- Six fabulous facts about the Standard Model - Symmetry magazine - March 23rd, 2021
- Cryptocurrency: Can it be climate conscious, and if so, how? - Landscape News - March 23rd, 2021
- Physicists Create Quasiparticles That Bind Together Two Differently Colored Particles of Light - SciTechDaily - March 6th, 2021
- Element Sixs DNV-B1 Announced Winner for the Quantum Category at the 13th Edition of the SPIE Prism Awards - AZoM - March 6th, 2021
- Tech that sees through the earth could help build cities of the future - The Times - March 6th, 2021
- Physicists Just Found 4 New Subatomic Particles That May Test The Laws of Nature - ScienceAlert - March 6th, 2021
- Living in a simulation: Is Universe a Neural Network? - The Indian Wire - March 6th, 2021
- This Is the Fastest Random-Number Generator Ever Built - Scientific American - March 4th, 2021
- Physics - The Tiniest Superfluid Circuit in Nature - Physics - March 4th, 2021
- New research indicates the whole universe could be a giant neural network - The Next Web - March 4th, 2021
- New History of the Physics Department by Raj Gupta and Paul Sharrah Published - University of Arkansas Newswire - March 4th, 2021

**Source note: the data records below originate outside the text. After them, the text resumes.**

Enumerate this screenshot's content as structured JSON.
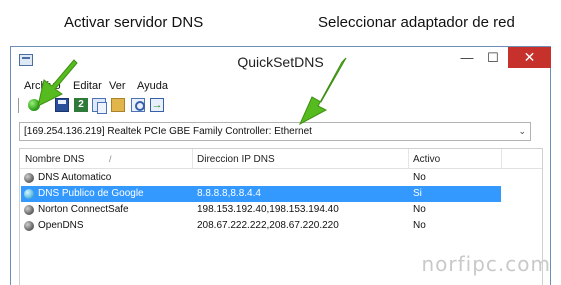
{
  "annotations": {
    "left": "Activar servidor DNS",
    "right": "Seleccionar adaptador de red"
  },
  "window": {
    "title": "QuickSetDNS",
    "buttons": {
      "minimize": "—",
      "maximize": "☐",
      "close": "✕"
    }
  },
  "menu": {
    "archivo": "Archivo",
    "editar": "Editar",
    "ver": "Ver",
    "ayuda": "Ayuda"
  },
  "toolbar": {
    "icons": [
      "activate-dns-icon",
      "save-icon",
      "refresh-icon",
      "copy-icon",
      "open-folder-icon",
      "search-icon",
      "exit-icon"
    ]
  },
  "adapter_select": {
    "value": "[169.254.136.219]  Realtek PCIe GBE Family Controller: Ethernet"
  },
  "table": {
    "columns": [
      "Nombre DNS",
      "Direccion IP DNS",
      "Activo"
    ],
    "rows": [
      {
        "name": "DNS Automatico",
        "ip": "",
        "active": "No"
      },
      {
        "name": "DNS Publico de Google",
        "ip": "8.8.8.8,8.8.4.4",
        "active": "Si"
      },
      {
        "name": "Norton ConnectSafe",
        "ip": "198.153.192.40,198.153.194.40",
        "active": "No"
      },
      {
        "name": "OpenDNS",
        "ip": "208.67.222.222,208.67.220.220",
        "active": "No"
      }
    ],
    "selected_row": 1
  },
  "colors": {
    "selection": "#3399ff",
    "close_button": "#c7312b",
    "annotation_arrow": "#55bb1e"
  },
  "watermark": "norfipc.com"
}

- International Business Machines : The Decade of Quantum Computing Is Upon Us, IBM Executive Says - Marketscreener.com - March 4th, 2021
- Quantum Tunneling in Graphene Advances the Age of High Speed Terahertz Wireless Communications - SciTechDaily - March 4th, 2021
- Subtle quantum phenomenon found to alter chemical reactivity for the first time - Chemistry World - March 4th, 2021
- Physicists believe faster-than-light travel is indeed possible with new warp drive - ZME Science - March 4th, 2021
- Exclusive! Ashwin Sanghi on his dream to cast Sushant Singh Rajput in 'Keepers Of The Kalachakra' series: He was like an excited child when it came to... - March 4th, 2021
- Can god be disproved using the laws of physics? An expert explains how it depends on perspective - Scroll.in - March 4th, 2021
- Global Quantum Computing Technologies Market will grow to at CAGR 15.89% from 2020 to 2027 KSU | The Sentinel Newspaper - KSU | The Sentinel... - March 4th, 2021
- Quantum Technology Innovation Hub to transform local businesses - University of Birmingham - March 4th, 2021
- And So It Begins Quantum Physicists Create a New Universe With Its Own Rules - The Daily Galaxy --Great Discoveries Channel - February 18th, 2021
- Quantum Theory May Twist Cause And Effect Into Loops, With Effect Causing The Cause - ScienceAlert - February 18th, 2021
- Extracting information stored in 100,000 nuclear quantum bits - Advanced Science News - February 18th, 2021
- Light and a Single Electron Used to Detect Quantum Information Stored in 100,000 Nuclear Quantum Bits - SciTechDaily - February 18th, 2021
- IBM Adds Future Developer And Software Details To Its Quantum Roadmap - Forbes - February 18th, 2021
- Physics - A Superconducting Qubit that Protects Itself - Physics - February 18th, 2021
- Black Quantum Futurism receives the Knight Foundations new art and technology fellowship - WHYY - February 18th, 2021